Choosing a teapot is a delicate matter.
The main parameters to consider when buying a kettle:
Material. There are a lot of options. This includes ceramics, clay, glass, metal, and even cast iron. First, decide what types of tea you will brew. For example, for expensive pu-erh, oolong and black Chinese teas, it is better to choose teapots to match them – here Yixing clay, which can “remember” the brewed tea, is ideal. Glass and enameled ceramics are a versatile material that is suitable for most types of tea. But metal and cast iron are better to choose for inexpensive teas. Volume. The Chinese say, ” The smaller the teapot, the better the tea.” Therefore, real connoisseurs of tea prefer small teapots. Form. In the tea ceremony, you should not be distracted by anything: let beauty and harmony reign around you. Choose a convenient and beautiful teapot that you will enjoy using for a long time. Quality. Here it is better not to save money. A good kettle and ages well. Cheap teapots can quickly deteriorate, especially if they are made of clay or cast iron.
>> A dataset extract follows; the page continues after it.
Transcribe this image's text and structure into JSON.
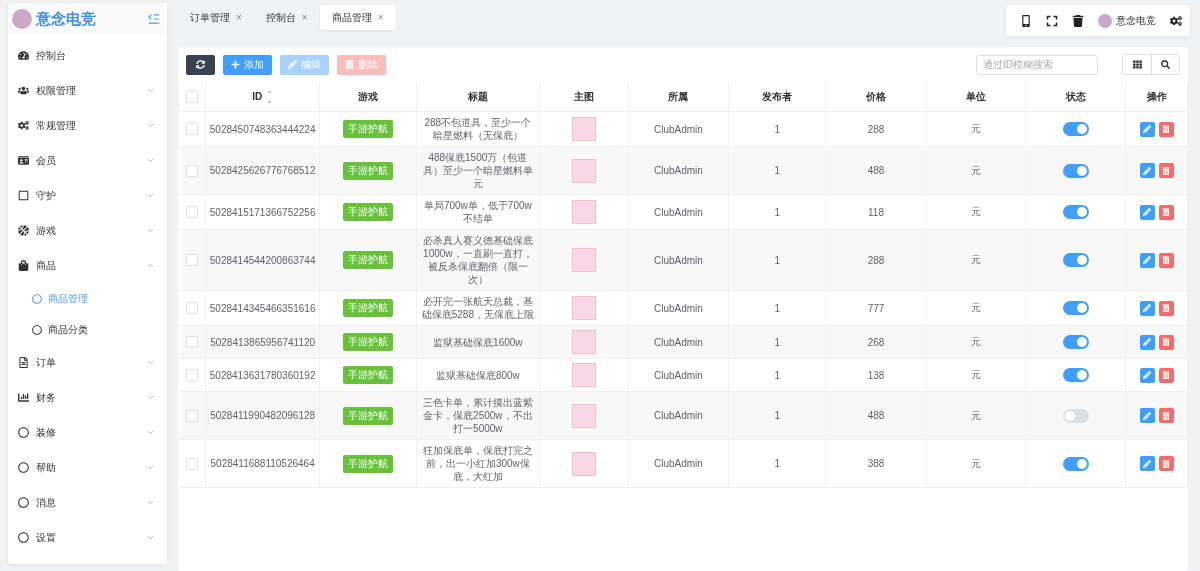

Among connoisseurs of tea ceremonies, there is such a thing as a “memory” teapot. Such a teapot, being hot, allows the unique tea tannins to penetrate the walls. With each brew, the richness of the tea becomes more and more intense, and the aroma becomes more intense.
Features of brewing tea in a teapot.
It is not enough just to choose a good teapot – you still need to be able to properly brew tea in it. In order for the selected variety of tea to reveal its full potential, follow the accepted rules:
Heat the kettle. To do this, fill it with boiling water for a third and let it warm up for 25-30 seconds. Drain the water and pour in the tea leaves. It usually requires about 2-3 g of tea per 250 ml of water.
Fill the tea with water. Boiling water is not recommended here – it can burn the leaves. The water should be moderately hot. Let the tea brew for 3-5 minutes (the larger the leaves, the more time it takes). Remove the teapot filter or pour the tea into another bowl.
That’s all – your tea is ready! It remains only to enjoy its unsurpassed taste and aroma. Do not rush, devote yourself to the tea ceremony completely, forgetting about everything in the world…